The Yeti's sensitivity and recording quality make it well worth its cost to any serious podcaster.
In the professional audio world, Blue Microphones is probably best known for the Bottle condenser microphone, which costs thousands of pounds, and the Baby Bottle, which merely costs several hundred. The Yeti USB microphone is one of several recent forays into home audio and while it’s far from cheap at £100, it’s certainly within the reach of most home recording enthusiasts.
The Yeti contains three 14mm tuned condenser capsules of the kind that Blue has built its reputation on. Condensers are popularly used for studio recording, largely thanks to their sensitivity, but require precision manufacturing, which accounts for a large part of the Yeti’s price.
A mic of this quality is a very versatile tool. Blue has supplemented this by building four different modes into it. Stereo mode is designed to capture sound sources in a way that sounds realistic to the human ear. Cardiod focuses recording on sources directly in front of the mic – a favourite for simple vocal recording. Omnidirectional picks up sound equally from all directions and is designed to give the best results if you’re recording multiple sound sources, such as a conversation or a group of musicians. Finally, bidirectional mode emphasises sound at the front and rear of the mic, as required for interviews.
We loved the rich presence of the stereo and omnidirectional modes and the precision and accuracy of both vocal and instrumental recordings. Voices were perfectly nuanced and realistic, while every harmonic and fret noise of our steel strung guitar was true to life.
All modes, even cardiod, are very susceptible to ambient noise, due to the mic’s sensitivity. For best results, you’ll want to use it in a very quiet, or preferably sound-proofed, room.

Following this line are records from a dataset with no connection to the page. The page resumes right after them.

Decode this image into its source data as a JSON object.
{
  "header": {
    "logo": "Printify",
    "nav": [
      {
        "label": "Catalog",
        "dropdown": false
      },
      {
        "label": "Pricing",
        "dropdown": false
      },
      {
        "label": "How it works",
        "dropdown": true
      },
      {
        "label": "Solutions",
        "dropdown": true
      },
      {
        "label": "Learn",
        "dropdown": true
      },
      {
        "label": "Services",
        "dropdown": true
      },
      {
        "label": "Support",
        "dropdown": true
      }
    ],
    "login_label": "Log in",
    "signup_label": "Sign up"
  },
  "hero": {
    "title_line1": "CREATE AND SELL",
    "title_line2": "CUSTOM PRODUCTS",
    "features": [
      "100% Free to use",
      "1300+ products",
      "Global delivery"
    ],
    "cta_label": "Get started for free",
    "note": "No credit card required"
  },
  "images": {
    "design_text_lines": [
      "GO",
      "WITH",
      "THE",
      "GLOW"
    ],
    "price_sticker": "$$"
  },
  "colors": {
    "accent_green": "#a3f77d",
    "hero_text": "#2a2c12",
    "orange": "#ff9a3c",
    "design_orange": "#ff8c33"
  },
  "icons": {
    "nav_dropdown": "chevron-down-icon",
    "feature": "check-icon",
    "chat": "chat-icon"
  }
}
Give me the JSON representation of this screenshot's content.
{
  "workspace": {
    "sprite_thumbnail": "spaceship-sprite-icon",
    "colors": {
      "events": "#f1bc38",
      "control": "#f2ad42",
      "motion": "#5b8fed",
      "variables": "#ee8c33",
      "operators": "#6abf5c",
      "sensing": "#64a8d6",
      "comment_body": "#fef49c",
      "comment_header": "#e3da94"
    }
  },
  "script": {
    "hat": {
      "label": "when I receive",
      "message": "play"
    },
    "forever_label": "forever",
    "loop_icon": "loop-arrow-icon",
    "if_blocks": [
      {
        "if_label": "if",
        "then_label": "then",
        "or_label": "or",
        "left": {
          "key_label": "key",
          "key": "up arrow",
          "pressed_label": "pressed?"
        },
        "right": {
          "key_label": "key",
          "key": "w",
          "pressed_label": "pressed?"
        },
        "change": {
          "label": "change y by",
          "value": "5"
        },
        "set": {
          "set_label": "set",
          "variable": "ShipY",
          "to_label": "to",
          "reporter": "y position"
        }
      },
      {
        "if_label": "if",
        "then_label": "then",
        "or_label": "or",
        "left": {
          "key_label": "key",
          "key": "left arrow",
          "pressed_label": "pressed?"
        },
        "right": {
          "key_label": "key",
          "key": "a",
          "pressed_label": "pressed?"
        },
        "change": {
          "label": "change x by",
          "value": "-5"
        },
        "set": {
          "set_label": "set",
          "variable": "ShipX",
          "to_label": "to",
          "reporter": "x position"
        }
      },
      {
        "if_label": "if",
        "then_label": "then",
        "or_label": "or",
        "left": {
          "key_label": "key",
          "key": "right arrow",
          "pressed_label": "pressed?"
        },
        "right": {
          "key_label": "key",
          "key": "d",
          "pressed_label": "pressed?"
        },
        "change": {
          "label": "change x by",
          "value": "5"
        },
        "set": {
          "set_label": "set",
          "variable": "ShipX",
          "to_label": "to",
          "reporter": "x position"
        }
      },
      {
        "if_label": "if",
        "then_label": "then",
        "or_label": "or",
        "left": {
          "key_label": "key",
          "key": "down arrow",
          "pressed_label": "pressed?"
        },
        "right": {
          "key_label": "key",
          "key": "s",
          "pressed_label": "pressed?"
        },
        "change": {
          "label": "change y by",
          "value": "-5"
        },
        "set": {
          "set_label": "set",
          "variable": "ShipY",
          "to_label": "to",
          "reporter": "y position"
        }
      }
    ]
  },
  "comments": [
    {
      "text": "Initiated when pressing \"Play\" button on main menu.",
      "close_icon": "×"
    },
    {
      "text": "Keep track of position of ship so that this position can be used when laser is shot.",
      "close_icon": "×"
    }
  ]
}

You’ll also want to make sure that the computer you’re recording on to is as quiet as possible. Interference from our PC and power sources was virtually non-existent, which is one of the main arguments in favour of USB recording equipment. A 5m USB expansion cable is a good additional buy, that way you can place your PC in the next room.
A gain knob allows you to raise and lower the microphone’s output volume, which is handy in noisy environments or when recording quiet sounds. A 3.5mm stereo headphone socket provides zero-latency monitoring and a mute button allows you to cut the microphone in and out as required.
The microphone comes screwed to its own heavily weighted desk stand, but also has a standard threaded mounting for a mic stand. However you use it, it’s bulky. Blue suggests taking it out to record live or environmental sound, but we can’t see it moving far from our desk.
Its THX certification is a nice touch, but an unnecessary one, as its quality speaks for itself. This outstanding microphone is, in combination with free recording software such as Audacity, a one-stop solution for anyone who’s serious about home podcasting and vocal recording. The price is off-putting and you’ll definitely need to create a quiet space to use it, but the Yeti is now our first choice for clean, accurate voice capture.